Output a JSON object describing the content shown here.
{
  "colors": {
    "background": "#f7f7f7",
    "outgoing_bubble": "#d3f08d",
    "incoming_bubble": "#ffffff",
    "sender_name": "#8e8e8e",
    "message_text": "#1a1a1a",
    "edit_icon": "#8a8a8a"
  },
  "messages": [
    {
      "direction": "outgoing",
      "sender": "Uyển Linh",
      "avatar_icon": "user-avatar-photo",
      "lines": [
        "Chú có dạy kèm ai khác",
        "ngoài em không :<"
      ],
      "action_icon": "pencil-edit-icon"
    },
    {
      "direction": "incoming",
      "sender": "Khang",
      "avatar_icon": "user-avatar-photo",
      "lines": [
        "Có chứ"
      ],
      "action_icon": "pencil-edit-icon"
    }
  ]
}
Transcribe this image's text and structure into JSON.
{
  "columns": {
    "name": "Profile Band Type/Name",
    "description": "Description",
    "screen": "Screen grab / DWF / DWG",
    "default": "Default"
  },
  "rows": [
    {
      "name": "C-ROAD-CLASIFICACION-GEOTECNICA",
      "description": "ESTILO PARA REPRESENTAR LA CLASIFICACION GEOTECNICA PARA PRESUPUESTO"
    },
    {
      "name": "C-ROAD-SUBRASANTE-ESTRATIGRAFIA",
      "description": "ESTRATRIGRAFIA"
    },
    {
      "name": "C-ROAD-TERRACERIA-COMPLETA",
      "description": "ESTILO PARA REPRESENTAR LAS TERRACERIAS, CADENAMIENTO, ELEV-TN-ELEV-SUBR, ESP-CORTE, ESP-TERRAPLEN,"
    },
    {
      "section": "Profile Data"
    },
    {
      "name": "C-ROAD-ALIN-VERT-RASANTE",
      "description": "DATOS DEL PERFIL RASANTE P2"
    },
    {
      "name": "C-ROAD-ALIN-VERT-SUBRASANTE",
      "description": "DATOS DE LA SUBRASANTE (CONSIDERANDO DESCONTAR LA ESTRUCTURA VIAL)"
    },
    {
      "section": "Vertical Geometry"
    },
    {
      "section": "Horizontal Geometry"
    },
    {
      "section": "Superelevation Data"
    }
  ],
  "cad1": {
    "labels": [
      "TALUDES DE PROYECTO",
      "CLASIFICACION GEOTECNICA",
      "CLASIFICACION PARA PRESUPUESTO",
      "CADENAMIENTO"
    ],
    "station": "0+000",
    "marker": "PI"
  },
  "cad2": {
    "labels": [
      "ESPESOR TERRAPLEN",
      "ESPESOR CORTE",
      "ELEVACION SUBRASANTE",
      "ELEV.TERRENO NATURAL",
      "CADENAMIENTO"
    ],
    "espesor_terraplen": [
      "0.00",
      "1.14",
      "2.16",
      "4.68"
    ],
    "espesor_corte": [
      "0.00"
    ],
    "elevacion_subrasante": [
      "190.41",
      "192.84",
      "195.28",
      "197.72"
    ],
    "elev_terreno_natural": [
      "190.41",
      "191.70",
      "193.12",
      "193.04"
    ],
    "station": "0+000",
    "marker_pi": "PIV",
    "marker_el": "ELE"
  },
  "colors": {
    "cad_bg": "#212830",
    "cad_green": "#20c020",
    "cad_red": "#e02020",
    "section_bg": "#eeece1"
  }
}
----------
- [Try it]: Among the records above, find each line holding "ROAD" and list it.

- [Expected answer]:
      "name": "C-ROAD-CLASIFICACION-GEOTECNICA",
      "name": "C-ROAD-SUBRASANTE-ESTRATIGRAFIA",
      "name": "C-ROAD-TERRACERIA-COMPLETA",
      "name": "C-ROAD-ALIN-VERT-RASANTE",
      "name": "C-ROAD-ALIN-VERT-SUBRASANTE",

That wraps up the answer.